When Does Brain Motion Interfere with the Accuracy of Stereotactic Radiosurgery? Investigation of Brain Motion in the Presence of Stereotactic Frame.

Dee H. Wu1, Jesse Hatfield1, Jignesh Modi1, Genu Mathew1

1Radiological Sciences, University of Oklahoma Health Sciences Center, Oklahoma City, OK, United States

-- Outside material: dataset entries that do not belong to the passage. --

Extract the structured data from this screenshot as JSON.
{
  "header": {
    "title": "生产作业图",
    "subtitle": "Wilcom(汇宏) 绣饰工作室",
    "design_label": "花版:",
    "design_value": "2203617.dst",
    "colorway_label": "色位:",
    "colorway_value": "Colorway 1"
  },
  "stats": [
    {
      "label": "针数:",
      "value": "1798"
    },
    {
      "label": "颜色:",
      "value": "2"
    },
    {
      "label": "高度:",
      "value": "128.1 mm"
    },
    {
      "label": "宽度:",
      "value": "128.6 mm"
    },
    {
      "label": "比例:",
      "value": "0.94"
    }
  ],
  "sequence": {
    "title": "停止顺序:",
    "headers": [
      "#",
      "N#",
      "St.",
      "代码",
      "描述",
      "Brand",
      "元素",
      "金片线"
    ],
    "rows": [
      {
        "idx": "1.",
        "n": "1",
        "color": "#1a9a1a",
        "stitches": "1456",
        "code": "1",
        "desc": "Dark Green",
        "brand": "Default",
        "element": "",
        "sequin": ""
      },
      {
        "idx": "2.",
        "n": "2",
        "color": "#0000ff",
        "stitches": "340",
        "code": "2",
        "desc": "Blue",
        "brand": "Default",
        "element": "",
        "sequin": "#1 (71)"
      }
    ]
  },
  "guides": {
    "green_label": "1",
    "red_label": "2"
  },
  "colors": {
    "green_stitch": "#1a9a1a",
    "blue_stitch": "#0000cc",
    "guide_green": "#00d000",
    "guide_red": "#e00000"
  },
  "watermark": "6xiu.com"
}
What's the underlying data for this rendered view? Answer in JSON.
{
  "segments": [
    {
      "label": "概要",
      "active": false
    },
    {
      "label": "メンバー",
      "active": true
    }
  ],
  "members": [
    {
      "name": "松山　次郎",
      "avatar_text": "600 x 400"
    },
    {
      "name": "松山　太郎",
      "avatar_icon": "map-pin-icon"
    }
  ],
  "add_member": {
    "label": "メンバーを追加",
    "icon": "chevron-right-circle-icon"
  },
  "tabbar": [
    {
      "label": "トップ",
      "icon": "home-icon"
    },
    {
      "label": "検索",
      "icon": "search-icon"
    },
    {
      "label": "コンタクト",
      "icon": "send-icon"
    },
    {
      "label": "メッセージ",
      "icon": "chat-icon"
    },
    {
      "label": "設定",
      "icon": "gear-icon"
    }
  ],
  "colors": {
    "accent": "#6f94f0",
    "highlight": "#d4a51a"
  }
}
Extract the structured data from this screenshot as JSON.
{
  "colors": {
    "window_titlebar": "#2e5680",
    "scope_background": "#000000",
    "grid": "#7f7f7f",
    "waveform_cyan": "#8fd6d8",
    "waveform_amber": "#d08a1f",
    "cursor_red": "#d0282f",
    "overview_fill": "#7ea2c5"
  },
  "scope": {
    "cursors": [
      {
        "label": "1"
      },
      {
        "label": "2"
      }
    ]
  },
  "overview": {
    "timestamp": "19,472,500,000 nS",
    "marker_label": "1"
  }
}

The aim of stereotactic radiosurgery is to provide accurate placement of radiation localized to targeted diseased tissues while minimizing placement of large doses of radiation into sensitive normal tissues (such as motor strip, brain stem, internal capsule, optic nerve, and other major nerve bundles). It is well known that the brain moves during the cardiac cycle in which the action of pulsatile blood flow produces brain expansion and contraction. Such movement provides a potential conflict with the objective of providing millimeter to submillimeter localization accuracy of radiation treatment. This has led to recommendations for the use of electronic gating of radiosurgery placement. While brain motion was extensively studied in the early 1990s(1, 2), and has been a source of debate for more recent studies for the degree of head fixation required for patients for presurgical planning with fMRI (3). Such brain motion has been cited to be on the order of 0.5 mm for controlled studies over a short period of time (minutes), to 1-3 millimeters over the course of an fMRI experiment when standard to minimal head fixation is used (4). None of these studies were performed with such stringent fixation as that provided during radiotherapy. The frames such that include head fixation with the insertion of metal pins attached to the patient skull with metallic frames.